Why is chocolate dangerous for dogs?

Chocolate contains theobromine and caffeine, two stimulants that dogs are unable to metabolize efficiently. Even small amounts can lead to toxic reactions, including vomiting, diarrhea, rapid heart rate, seizures, and potentially death. The darker the chocolate, the more dangerous it is due to higher levels of theobromine.

Can dogs eat grapes or raisins?

No, grapes and raisins should be strictly avoided. They can cause kidney failure in dogs, even in small quantities. The exact toxin causing this reaction is unknown, but symptoms can include vomiting, lethargy, and decreased urine production. If a dog accidentally consumes grapes or raisins, immediate veterinary care is essential.

Are bones safe for dogs to chew on?

While it may seem natural to give dogs bones to chew, both raw and cooked bones can pose serious risks. They can splinter and cause oral injuries or obstruct and puncture the gastrointestinal tract. Additionally, certain bones, especially cooked ones, are hard enough to break teeth. It’s safer to provide dogs with toys and treats specifically designed for chewing that won’t harm their digestive system or teeth.

Is it okay to feed my dog leftovers from my meals?

Feeding dogs leftovers from human meals should be done with caution. Many common ingredients, like onions, garlic, and certain spices, can be toxic to dogs. Moreover, human foods tend to be higher in fats and salts, which can lead to obesity, pancreatitis, and other health issues in dogs. It’s best to feed dogs food and treats formulated for their dietary needs and to consult with a veterinarian about safe human foods.

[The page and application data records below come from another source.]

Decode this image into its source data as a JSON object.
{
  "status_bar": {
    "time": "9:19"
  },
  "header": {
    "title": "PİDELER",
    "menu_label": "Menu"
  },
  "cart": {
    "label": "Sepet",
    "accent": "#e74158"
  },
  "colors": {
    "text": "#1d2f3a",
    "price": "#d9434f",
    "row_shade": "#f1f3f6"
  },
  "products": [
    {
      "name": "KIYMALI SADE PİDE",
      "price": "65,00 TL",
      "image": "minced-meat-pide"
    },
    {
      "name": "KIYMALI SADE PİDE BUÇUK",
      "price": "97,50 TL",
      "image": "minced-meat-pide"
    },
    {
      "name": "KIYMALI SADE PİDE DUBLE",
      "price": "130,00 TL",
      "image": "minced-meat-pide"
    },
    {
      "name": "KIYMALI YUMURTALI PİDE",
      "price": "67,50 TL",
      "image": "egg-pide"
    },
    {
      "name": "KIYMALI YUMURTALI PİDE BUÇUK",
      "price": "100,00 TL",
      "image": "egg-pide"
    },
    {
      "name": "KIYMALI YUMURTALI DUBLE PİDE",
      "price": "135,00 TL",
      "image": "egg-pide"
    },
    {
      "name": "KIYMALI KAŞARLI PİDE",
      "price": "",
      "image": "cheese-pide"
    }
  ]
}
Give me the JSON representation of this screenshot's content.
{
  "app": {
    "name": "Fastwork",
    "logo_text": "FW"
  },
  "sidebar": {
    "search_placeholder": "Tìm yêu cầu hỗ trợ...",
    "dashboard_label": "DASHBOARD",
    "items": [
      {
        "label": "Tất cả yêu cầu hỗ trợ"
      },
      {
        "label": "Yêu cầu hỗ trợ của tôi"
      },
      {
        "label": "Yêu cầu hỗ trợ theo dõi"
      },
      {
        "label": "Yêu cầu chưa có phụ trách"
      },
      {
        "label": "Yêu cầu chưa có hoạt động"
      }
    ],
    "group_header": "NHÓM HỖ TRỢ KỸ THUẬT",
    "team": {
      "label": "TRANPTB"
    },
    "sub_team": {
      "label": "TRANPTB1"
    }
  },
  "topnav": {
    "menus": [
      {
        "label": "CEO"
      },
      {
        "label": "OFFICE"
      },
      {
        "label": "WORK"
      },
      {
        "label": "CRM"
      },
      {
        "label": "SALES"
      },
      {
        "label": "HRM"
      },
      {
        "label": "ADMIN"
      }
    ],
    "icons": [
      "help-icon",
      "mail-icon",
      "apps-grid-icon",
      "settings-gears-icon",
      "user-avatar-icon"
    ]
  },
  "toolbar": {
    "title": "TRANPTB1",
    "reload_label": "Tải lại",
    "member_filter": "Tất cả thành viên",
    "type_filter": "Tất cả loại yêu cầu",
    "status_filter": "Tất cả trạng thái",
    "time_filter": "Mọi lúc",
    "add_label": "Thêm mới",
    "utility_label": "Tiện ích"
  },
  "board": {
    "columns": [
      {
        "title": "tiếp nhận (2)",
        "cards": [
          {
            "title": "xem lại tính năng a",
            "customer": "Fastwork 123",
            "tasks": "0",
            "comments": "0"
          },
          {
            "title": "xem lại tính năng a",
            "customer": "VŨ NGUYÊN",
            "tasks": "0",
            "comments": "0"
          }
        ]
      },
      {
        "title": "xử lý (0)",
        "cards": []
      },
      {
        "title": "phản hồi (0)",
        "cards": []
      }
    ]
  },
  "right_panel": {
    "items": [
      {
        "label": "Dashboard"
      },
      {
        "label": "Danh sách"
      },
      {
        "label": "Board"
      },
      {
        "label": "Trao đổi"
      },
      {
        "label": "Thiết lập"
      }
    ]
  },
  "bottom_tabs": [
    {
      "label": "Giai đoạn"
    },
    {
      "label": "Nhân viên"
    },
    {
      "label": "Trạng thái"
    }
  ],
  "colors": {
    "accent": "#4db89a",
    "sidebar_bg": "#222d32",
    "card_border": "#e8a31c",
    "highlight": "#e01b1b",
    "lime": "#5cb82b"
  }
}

Understanding what foods to avoid giving to dogs is crucial in preventing accidental poisoning and ensuring their well-being. Always err on the side of caution and when in doubt, consult a professional for advice on feeding your dog.


Understanding and avoiding these ten foods can significantly reduce the risk of accidental poisoning in dogs. A diet tailored specifically to their nutritional needs, combined with vigilance about potential household hazards, is key to a long, healthy life for your furry friend. If your dog does ingest any of these dangerous foods, immediate consultation with a veterinarian is crucial. Through awareness and careful feeding practices, you can help ensure the safety and health of your dog.